The court well recognizes the Legislature's purpose in enacting L. 1986, c. 138. It was designed to prevent landlords from making an end-run around protected tenancies by disguising conversions in the costume of a permanent retirement
Even if this notice statute has been violated, what is the penalty? In a permanent retirement from residential use situation, N.J.S.A. 2A:18-61.2(d) provides for the express written termination notice to be provided to tenants at least 18 months before institution of a summary dispossess action. This statute is fundamentally a procedural and jurisdictional provision that needs little explication. Harry's Village, Inc. v. Egg Harbor Tp. 89 N.J. 576 (1982); Kroll Realty v. Fuentes, 163 N.J.Super. 23 (App.Div. 1978); 25 Fairmount Ave., Inc. v. Stockton, 130 N.J.Super. 276 (Cty.D.Ct. 1974). Is it necessary to additionally burden the landlord with the ghastly penalty of having to reserve its tenants with 18 months notice before instituting a summary dispossess action because of violations of N.J.S.A. 2A:18-61.1c and -61.1d? Unfortunately, the answer is yes.
The principle of harmonization of a comprehensive statute such as the Anti-Eviction Act compels the court to find that each element must have a purpose and an enforcement quotient. The court has already discussed the purposes of the five-day notice provision. This provision's enforcement quotient contains the inherent penalty that noncompliance will affect the landlord in the place that hurts the most: a summary dispossess action. Since no other penalty is provided for noncompliance, and the Legislature is presumed to be aware of the burgeoning case law which strictly enforces the time and notice
The court should not be placed in the awkward position of determining whether a notice on the 6th day, 6th month, or 18th month is "substantial compliance." This issue should never arise. The legislation is clear and unambiguous. The court is not in a position to second guess or make a better world for plaintiff than the one in which it finds itself as created by the Legislature. If remediation is necessary to relieve plaintiff of the harsh result ordered in this case, that is for another sphere of government, not the Judiciary. The statutes under consideration here are plain, straightforward, and serve legitimate purposes of public policy. The court will not disturb the judgment of the Legislature, especially in such a simple scheme when plaintiff has failed or neglected to follow the command of the law. Indeed, planning by individuals and businesses alike would be frustrated if courts failed to give predictable effect to the plain language of statutes, simply because of an error or ignorance of the law. Cf. General Trading Co. v. Taxation Div. Dir., 83 N.J. 122 (1980).
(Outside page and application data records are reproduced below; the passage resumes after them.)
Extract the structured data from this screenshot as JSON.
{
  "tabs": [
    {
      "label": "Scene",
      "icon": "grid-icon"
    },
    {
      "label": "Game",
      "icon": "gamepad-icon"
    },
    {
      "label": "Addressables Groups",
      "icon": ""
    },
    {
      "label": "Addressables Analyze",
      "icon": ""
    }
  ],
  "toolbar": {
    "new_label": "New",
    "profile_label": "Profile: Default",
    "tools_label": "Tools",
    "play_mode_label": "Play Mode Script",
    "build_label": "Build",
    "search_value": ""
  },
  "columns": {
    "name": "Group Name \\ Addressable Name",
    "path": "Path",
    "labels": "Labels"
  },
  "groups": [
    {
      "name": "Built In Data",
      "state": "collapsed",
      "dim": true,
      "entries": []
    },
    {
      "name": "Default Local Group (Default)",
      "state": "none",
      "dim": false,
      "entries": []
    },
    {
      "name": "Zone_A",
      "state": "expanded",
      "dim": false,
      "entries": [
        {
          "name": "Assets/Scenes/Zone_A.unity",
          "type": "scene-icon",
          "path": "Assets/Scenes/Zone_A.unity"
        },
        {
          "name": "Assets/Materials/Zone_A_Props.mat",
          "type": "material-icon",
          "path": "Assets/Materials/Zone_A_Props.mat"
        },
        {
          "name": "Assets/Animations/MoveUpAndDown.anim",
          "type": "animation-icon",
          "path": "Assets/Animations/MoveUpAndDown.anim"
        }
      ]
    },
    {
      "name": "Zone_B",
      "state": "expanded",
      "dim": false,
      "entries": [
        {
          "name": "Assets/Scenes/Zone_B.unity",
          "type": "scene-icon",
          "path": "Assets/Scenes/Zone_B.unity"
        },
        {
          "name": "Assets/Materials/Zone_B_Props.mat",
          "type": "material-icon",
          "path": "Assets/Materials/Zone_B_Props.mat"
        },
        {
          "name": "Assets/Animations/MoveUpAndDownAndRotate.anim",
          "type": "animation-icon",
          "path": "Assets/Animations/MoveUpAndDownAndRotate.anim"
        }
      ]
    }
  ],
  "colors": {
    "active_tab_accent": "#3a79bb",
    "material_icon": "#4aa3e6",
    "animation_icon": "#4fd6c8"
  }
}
Based upon the foregoing, the complaints shall be dismissed. To borrow a concept and paraphrase from the Supreme Court in another context, when dealing with tenants, landlords must turn square corners. See F.M.C. Stores v. Morris Plains, 100 N.J. 418, 426 (1985).